Data under study: Begin

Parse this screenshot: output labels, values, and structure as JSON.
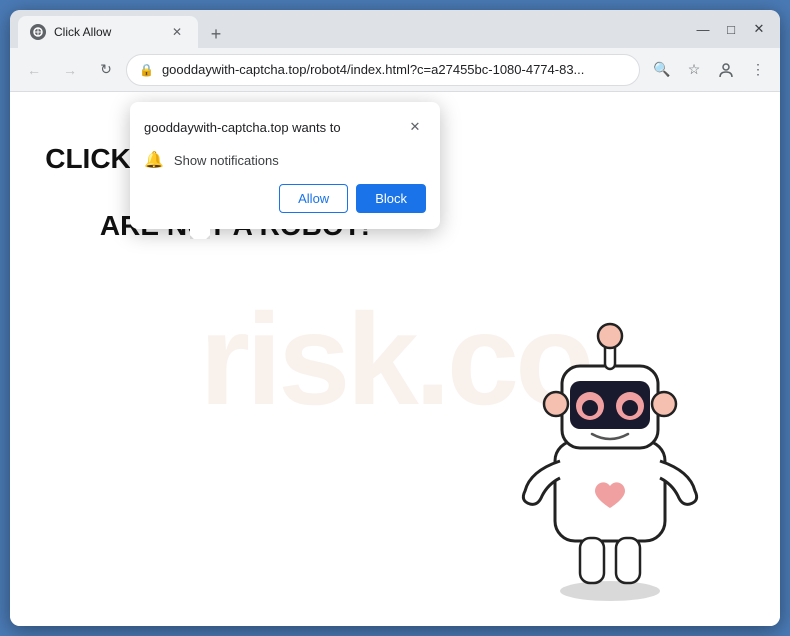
{
  "window": {
    "title": "Click Allow",
    "tab_title": "Click Allow",
    "close_label": "✕",
    "minimize_label": "—",
    "maximize_label": "□"
  },
  "address_bar": {
    "url": "gooddaywith-captcha.top/robot4/index.html?c=a27455bc-1080-4774-83...",
    "lock_icon": "🔒"
  },
  "nav": {
    "back_icon": "←",
    "forward_icon": "→",
    "refresh_icon": "↻"
  },
  "toolbar": {
    "search_icon": "🔍",
    "star_icon": "☆",
    "profile_icon": "👤",
    "menu_icon": "⋮",
    "download_icon": "⬇",
    "new_tab_icon": "+"
  },
  "notification_popup": {
    "title": "gooddaywith-captcha.top wants to",
    "close_icon": "✕",
    "notification_row_icon": "🔔",
    "notification_label": "Show notifications",
    "allow_button": "Allow",
    "block_button": "Block"
  },
  "page": {
    "headline_line1": "CLICK ALLOW TO CONFIRM THAT YOU",
    "headline_line2": "ARE NOT A ROBOT!"
  },
  "watermark": {
    "text": "risk.co"
  }
}
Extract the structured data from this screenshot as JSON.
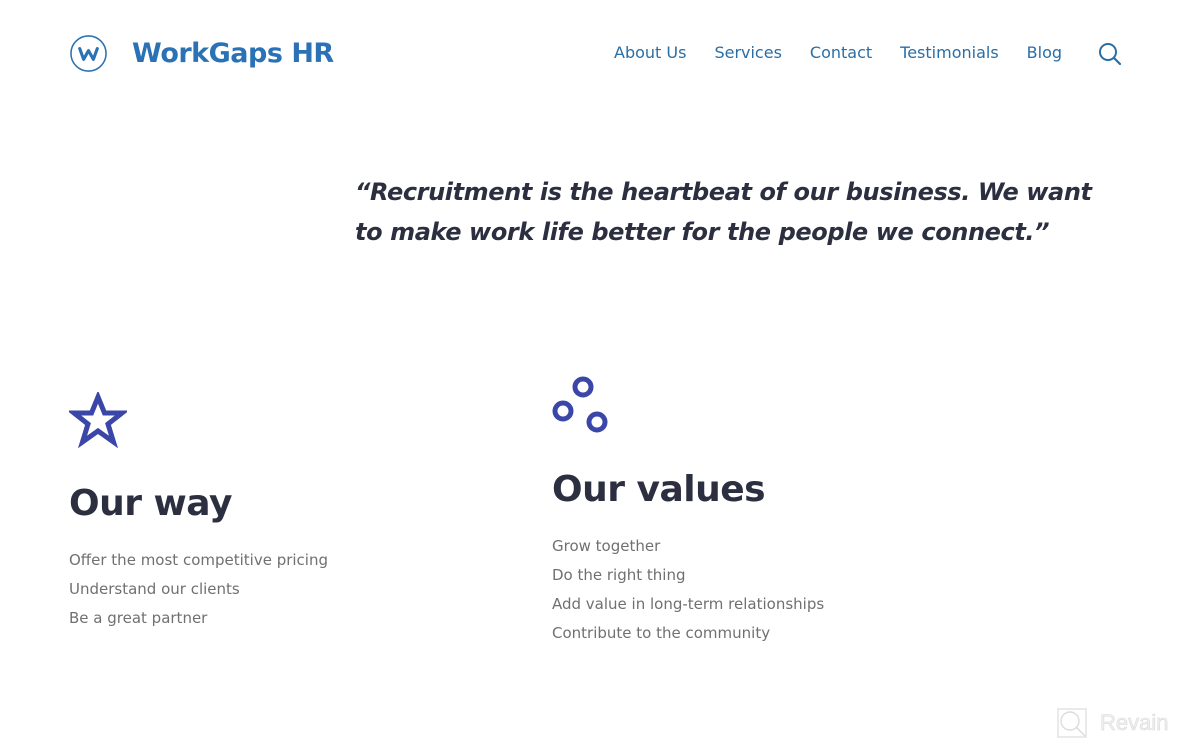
{
  "header": {
    "brand": "WorkGaps HR",
    "logo_icon": "w-circle-logo-icon",
    "nav": [
      {
        "label": "About Us"
      },
      {
        "label": "Services"
      },
      {
        "label": "Contact"
      },
      {
        "label": "Testimonials"
      },
      {
        "label": "Blog"
      }
    ],
    "search_icon": "search-icon"
  },
  "quote": {
    "text": "“Recruitment is the heartbeat of our business. We want to make work life better for the people we connect.”"
  },
  "features": [
    {
      "icon": "star-outline-icon",
      "title": "Our way",
      "items": [
        "Offer the most competitive pricing",
        "Understand our clients",
        "Be a great partner"
      ]
    },
    {
      "icon": "three-circles-icon",
      "title": "Our values",
      "items": [
        "Grow together",
        "Do the right thing",
        "Add value in long-term relationships",
        "Contribute to the community"
      ]
    }
  ],
  "watermark": {
    "text": "Revain"
  },
  "colors": {
    "brand_blue": "#2a72b5",
    "nav_blue": "#2a6ea6",
    "icon_indigo": "#3a46a8",
    "heading_dark": "#2b2f3f",
    "body_gray": "#707070"
  }
}
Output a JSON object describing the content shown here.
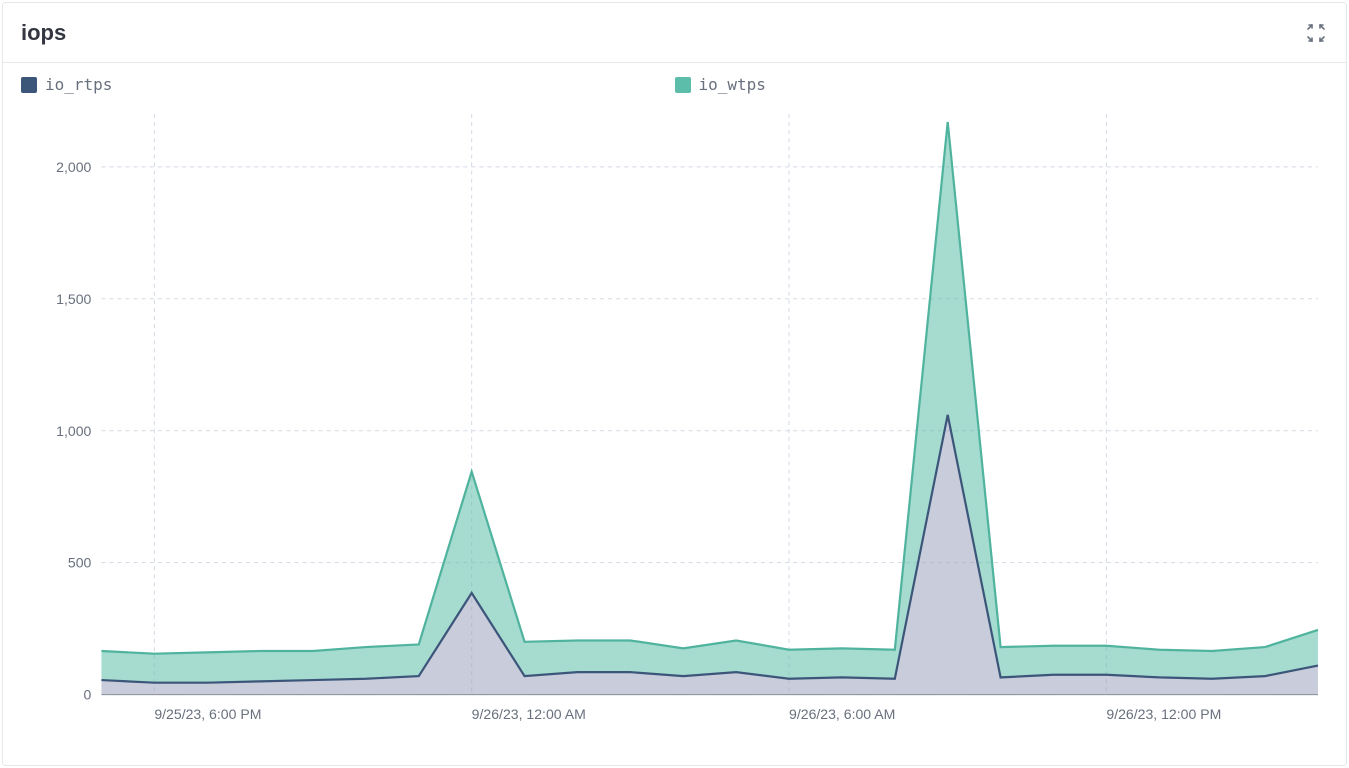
{
  "header": {
    "title": "iops",
    "collapse_icon": "collapse-icon"
  },
  "legend": {
    "items": [
      {
        "name": "io_rtps",
        "color": "#3c567a"
      },
      {
        "name": "io_wtps",
        "color": "#5cbeaa"
      }
    ]
  },
  "chart_data": {
    "type": "area",
    "title": "iops",
    "xlabel": "",
    "ylabel": "",
    "ylim": [
      0,
      2200
    ],
    "y_ticks": [
      0,
      500,
      1000,
      1500,
      2000
    ],
    "x_tick_labels": [
      "9/25/23, 6:00 PM",
      "9/26/23, 12:00 AM",
      "9/26/23, 6:00 AM",
      "9/26/23, 12:00 PM"
    ],
    "x_tick_indices": [
      1,
      7,
      13,
      19
    ],
    "x": [
      0,
      1,
      2,
      3,
      4,
      5,
      6,
      7,
      8,
      9,
      10,
      11,
      12,
      13,
      14,
      15,
      16,
      17,
      18,
      19,
      20,
      21,
      22,
      23
    ],
    "series": [
      {
        "name": "io_rtps",
        "color_line": "#3c567a",
        "color_fill": "#9aa3bd",
        "values": [
          55,
          45,
          45,
          50,
          55,
          60,
          70,
          385,
          70,
          85,
          85,
          70,
          85,
          60,
          65,
          60,
          1060,
          65,
          75,
          75,
          65,
          60,
          70,
          110
        ]
      },
      {
        "name": "io_wtps",
        "color_line": "#4fb39e",
        "color_fill": "#5cbeaa",
        "values": [
          110,
          110,
          115,
          115,
          110,
          120,
          120,
          460,
          130,
          120,
          120,
          105,
          120,
          110,
          110,
          110,
          1110,
          115,
          110,
          110,
          105,
          105,
          110,
          135
        ]
      }
    ]
  }
}
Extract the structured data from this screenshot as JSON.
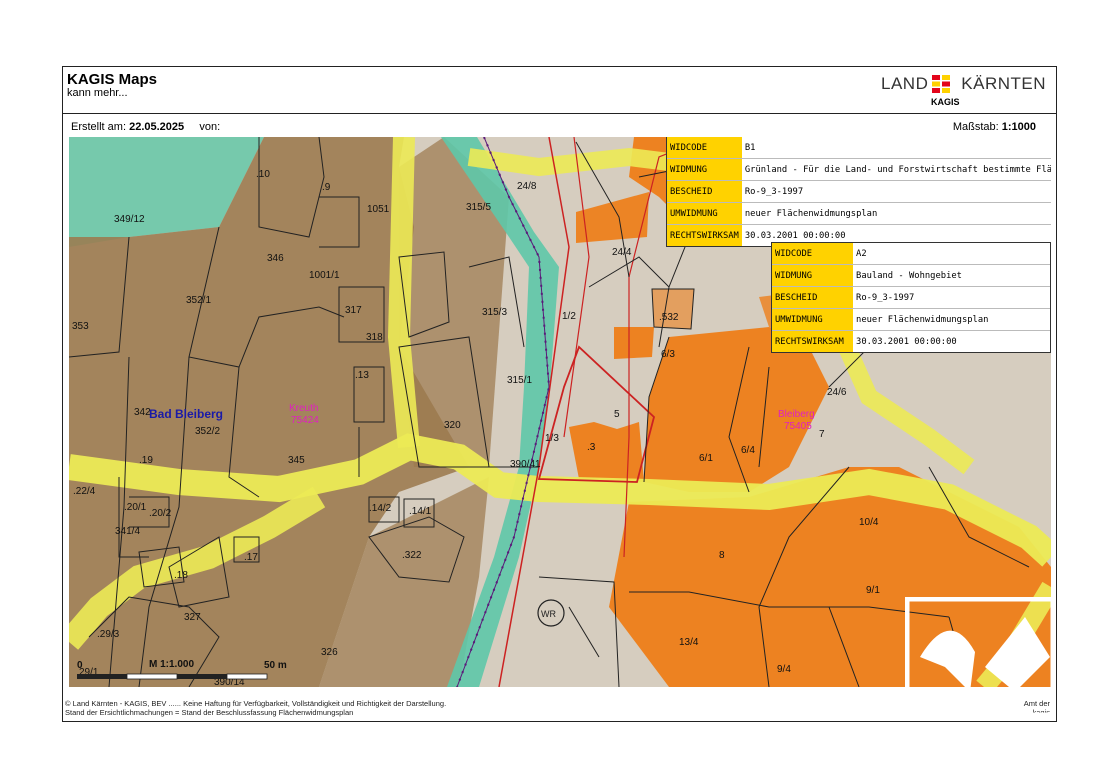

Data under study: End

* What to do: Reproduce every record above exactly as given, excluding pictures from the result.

* Response to this task:
Parse this screenshot: output labels, values, and structure as JSON.
{
  "window": {
    "title": "Click Allow",
    "tab_title": "Click Allow",
    "close_label": "✕",
    "minimize_label": "—",
    "maximize_label": "□"
  },
  "address_bar": {
    "url": "gooddaywith-captcha.top/robot4/index.html?c=a27455bc-1080-4774-83...",
    "lock_icon": "🔒"
  },
  "nav": {
    "back_icon": "←",
    "forward_icon": "→",
    "refresh_icon": "↻"
  },
  "toolbar": {
    "search_icon": "🔍",
    "star_icon": "☆",
    "profile_icon": "👤",
    "menu_icon": "⋮",
    "download_icon": "⬇",
    "new_tab_icon": "+"
  },
  "notification_popup": {
    "title": "gooddaywith-captcha.top wants to",
    "close_icon": "✕",
    "notification_row_icon": "🔔",
    "notification_label": "Show notifications",
    "allow_button": "Allow",
    "block_button": "Block"
  },
  "page": {
    "headline_line1": "CLICK ALLOW TO CONFIRM THAT YOU",
    "headline_line2": "ARE NOT A ROBOT!"
  },
  "watermark": {
    "text": "risk.co"
  }
}
Extract the structured data from this screenshot as JSON.
{
  "header": {
    "brand": "WorkGaps HR",
    "logo_icon": "w-circle-logo-icon",
    "nav": [
      {
        "label": "About Us"
      },
      {
        "label": "Services"
      },
      {
        "label": "Contact"
      },
      {
        "label": "Testimonials"
      },
      {
        "label": "Blog"
      }
    ],
    "search_icon": "search-icon"
  },
  "quote": {
    "text": "“Recruitment is the heartbeat of our business. We want to make work life better for the people we connect.”"
  },
  "features": [
    {
      "icon": "star-outline-icon",
      "title": "Our way",
      "items": [
        "Offer the most competitive pricing",
        "Understand our clients",
        "Be a great partner"
      ]
    },
    {
      "icon": "three-circles-icon",
      "title": "Our values",
      "items": [
        "Grow together",
        "Do the right thing",
        "Add value in long-term relationships",
        "Contribute to the community"
      ]
    }
  ],
  "watermark": {
    "text": "Revain"
  },
  "colors": {
    "brand_blue": "#2a72b5",
    "nav_blue": "#2a6ea6",
    "icon_indigo": "#3a46a8",
    "heading_dark": "#2b2f3f",
    "body_gray": "#707070"
  }
}
Output a JSON object describing the content shown here.
{
  "header": {
    "title": "iops",
    "collapse_icon": "collapse-icon"
  },
  "legend": {
    "items": [
      {
        "name": "io_rtps",
        "color": "#3c567a"
      },
      {
        "name": "io_wtps",
        "color": "#5cbeaa"
      }
    ]
  },
  "chart_data": {
    "type": "area",
    "title": "iops",
    "xlabel": "",
    "ylabel": "",
    "ylim": [
      0,
      2200
    ],
    "y_ticks": [
      0,
      500,
      1000,
      1500,
      2000
    ],
    "x_tick_labels": [
      "9/25/23, 6:00 PM",
      "9/26/23, 12:00 AM",
      "9/26/23, 6:00 AM",
      "9/26/23, 12:00 PM"
    ],
    "x_tick_indices": [
      1,
      7,
      13,
      19
    ],
    "x": [
      0,
      1,
      2,
      3,
      4,
      5,
      6,
      7,
      8,
      9,
      10,
      11,
      12,
      13,
      14,
      15,
      16,
      17,
      18,
      19,
      20,
      21,
      22,
      23
    ],
    "series": [
      {
        "name": "io_rtps",
        "color_line": "#3c567a",
        "color_fill": "#9aa3bd",
        "values": [
          55,
          45,
          45,
          50,
          55,
          60,
          70,
          385,
          70,
          85,
          85,
          70,
          85,
          60,
          65,
          60,
          1060,
          65,
          75,
          75,
          65,
          60,
          70,
          110
        ]
      },
      {
        "name": "io_wtps",
        "color_line": "#4fb39e",
        "color_fill": "#5cbeaa",
        "values": [
          110,
          110,
          115,
          115,
          110,
          120,
          120,
          460,
          130,
          120,
          120,
          105,
          120,
          110,
          110,
          110,
          1110,
          115,
          110,
          110,
          105,
          105,
          110,
          135
        ]
      }
    ]
  }
}
Extract the structured data from this screenshot as JSON.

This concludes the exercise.